As one of the founding brothers of Houston, John Kirby Allen, was born in 1810 in Orville, near Syracuse, New York, to Sarah (Chapman) and Roland Allen. He had a knack for work and business even as a child. At the age of seven, he began to work in a hotel. Three years later, he was a store clerk and, at the age of sixteen, became a porter in a hat shop enterprise in Chittenango. Soon after he joined his brother, Augustus in New York City, were the two brothers bought stock in the Canfield Company, marking the first enterprise of the fraternal entrepreneurs.

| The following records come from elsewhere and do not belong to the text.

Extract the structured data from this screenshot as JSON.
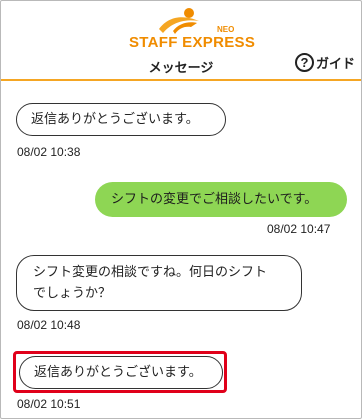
{
  "header": {
    "logo_main": "STAFF EXPRESS",
    "logo_sub": "NEO",
    "title": "メッセージ",
    "guide_icon": "?",
    "guide_label": "ガイド"
  },
  "messages": [
    {
      "direction": "received",
      "text": "返信ありがとうございます。",
      "time": "08/02 10:38"
    },
    {
      "direction": "sent",
      "text": "シフトの変更でご相談したいです。",
      "time": "08/02 10:47"
    },
    {
      "direction": "received",
      "text_line1": "シフト変更の相談ですね。何日のシフト",
      "text_line2": "でしょうか？",
      "time": "08/02 10:48"
    },
    {
      "direction": "received",
      "text": "返信ありがとうございます。",
      "time": "08/02 10:51",
      "highlighted": true
    }
  ],
  "colors": {
    "accent": "#f5a623",
    "logo": "#f08c00",
    "sent_bubble": "#8ed654",
    "highlight": "#e0001a"
  }
}
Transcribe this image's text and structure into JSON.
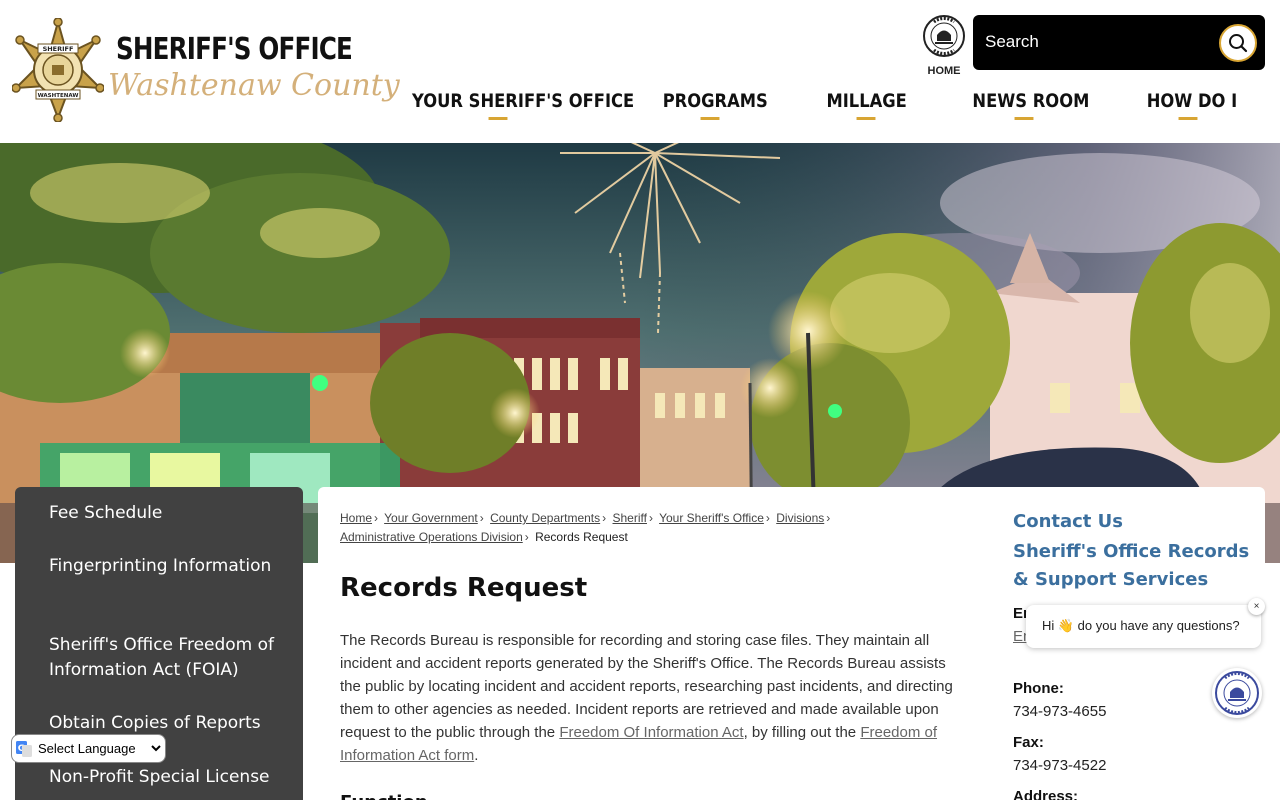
{
  "header": {
    "logo_title": "SHERIFF'S OFFICE",
    "logo_subtitle": "Washtenaw County",
    "badge_text_top": "SHERIFF",
    "badge_text_bottom": "WASHTENAW",
    "home_label": "HOME",
    "search_placeholder": "Search"
  },
  "nav": {
    "items": [
      {
        "label": "YOUR SHERIFF'S OFFICE"
      },
      {
        "label": "PROGRAMS"
      },
      {
        "label": "MILLAGE"
      },
      {
        "label": "NEWS ROOM"
      },
      {
        "label": "HOW DO I"
      }
    ]
  },
  "sidebar": {
    "items": [
      {
        "label": "Fee Schedule"
      },
      {
        "label": "Fingerprinting Information"
      },
      {
        "label": "Sheriff's Office Freedom of Information Act (FOIA)"
      },
      {
        "label": "Obtain Copies of Reports"
      },
      {
        "label": "Non-Profit Special License"
      }
    ]
  },
  "translate": {
    "selected": "Select Language"
  },
  "breadcrumb": {
    "items": [
      {
        "label": "Home"
      },
      {
        "label": "Your Government"
      },
      {
        "label": "County Departments"
      },
      {
        "label": "Sheriff"
      },
      {
        "label": "Your Sheriff's Office"
      },
      {
        "label": "Divisions"
      },
      {
        "label": "Administrative Operations Division"
      }
    ],
    "current": "Records Request",
    "separator": "›"
  },
  "main": {
    "title": "Records Request",
    "body_part1": "The Records Bureau is responsible for recording and storing case files. They maintain all incident and accident reports generated by the Sheriff's Office. The Records Bureau assists the public by locating incident and accident reports, researching past incidents, and directing them to other agencies as needed. Incident reports are retrieved and made available upon request to the public through the ",
    "link1": "Freedom Of Information Act",
    "body_part2": ", by filling out the ",
    "link2": "Freedom of Information Act form",
    "body_part3": ".",
    "next_heading": "Function"
  },
  "contact": {
    "title": "Contact Us",
    "org": "Sheriff's Office Records & Support Services",
    "email_label": "Em",
    "email_link": "Em",
    "phone_label": "Phone:",
    "phone": "734-973-4655",
    "fax_label": "Fax:",
    "fax": "734-973-4522",
    "address_label": "Address:"
  },
  "chat": {
    "message": "Hi 👋 do you have any questions?",
    "close": "×"
  },
  "colors": {
    "accent_gold": "#d8a533",
    "sidebar_bg": "#414141",
    "contact_blue": "#3b6f9e",
    "logo_script": "#d4b07a"
  }
}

In the winter of 1831-1832 Augustus and John Allen Moved to Texas, arriving first in Galveston and soon thereafter moving to the small town of Saint Augustine. In 1833, they joined a group of land speculators in Nacogdoches and involved themselves in a variety of enterprises, including the procurement and sale of land certificates. Instead of joining the army when the revolution against Mexico began in 1835, the Allen brothers personally equipped and armed a vessel, called the Brutus, and set out to protect the Texas coast and to transport troops and supplies. Following increasing objections to their operations as civilians who were not members of the Texas armed forces, and rumors that they were privateering, the Allen's, in January, 1836, sold the ship at cost to the new Texas government and the Brutus became the second vessel in the fledgling Texas navy.

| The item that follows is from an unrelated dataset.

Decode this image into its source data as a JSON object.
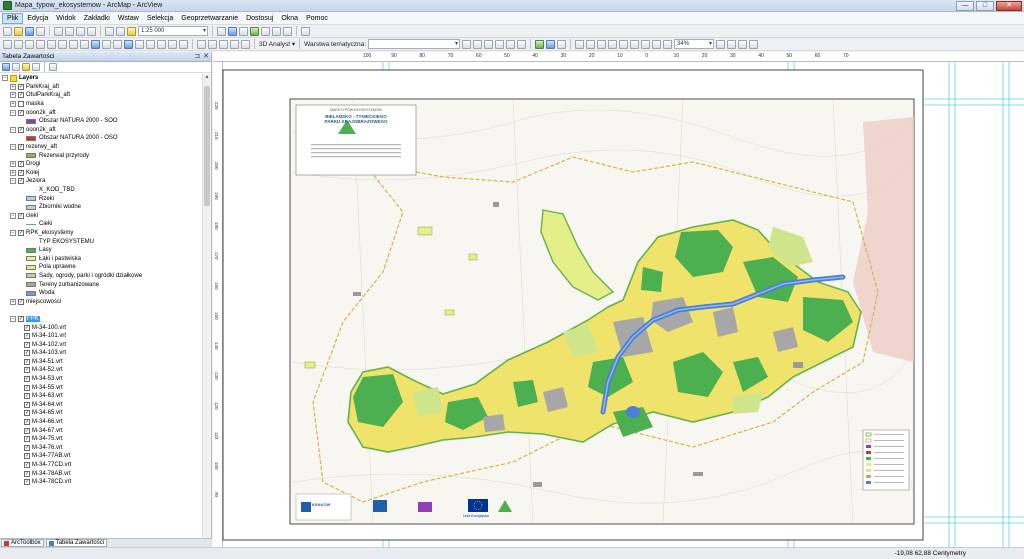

So, speculating on what to do, the brothers came across some land that they thought truly promising. Financed by an inheritance received by Augustus' wife, Charlotte, on August 26, 1836, the brothers purchased 6,600 acres along the Buffalo Bayou for $5,000, for the purpose of establishing a new city. At the suggestion of Charlotte, they named their town site for the hero of the time, General Sam Houston.
John Allen, a delegate to the first congress, succeeded in having Houston named as the capital of the Republic of Texas. This act gave the city the big boost it needed in its first years of initial development. John Allen died of congestive fever on August 15, 1838. Since he had not married and did not leave a will his estate was entrusted to his parents and when they died in 1841, the other remaining Allen brothers took over. Houston's Allen parkway, Allen Center as well as Allen's Landing Park, all immortalize the name of the city's founders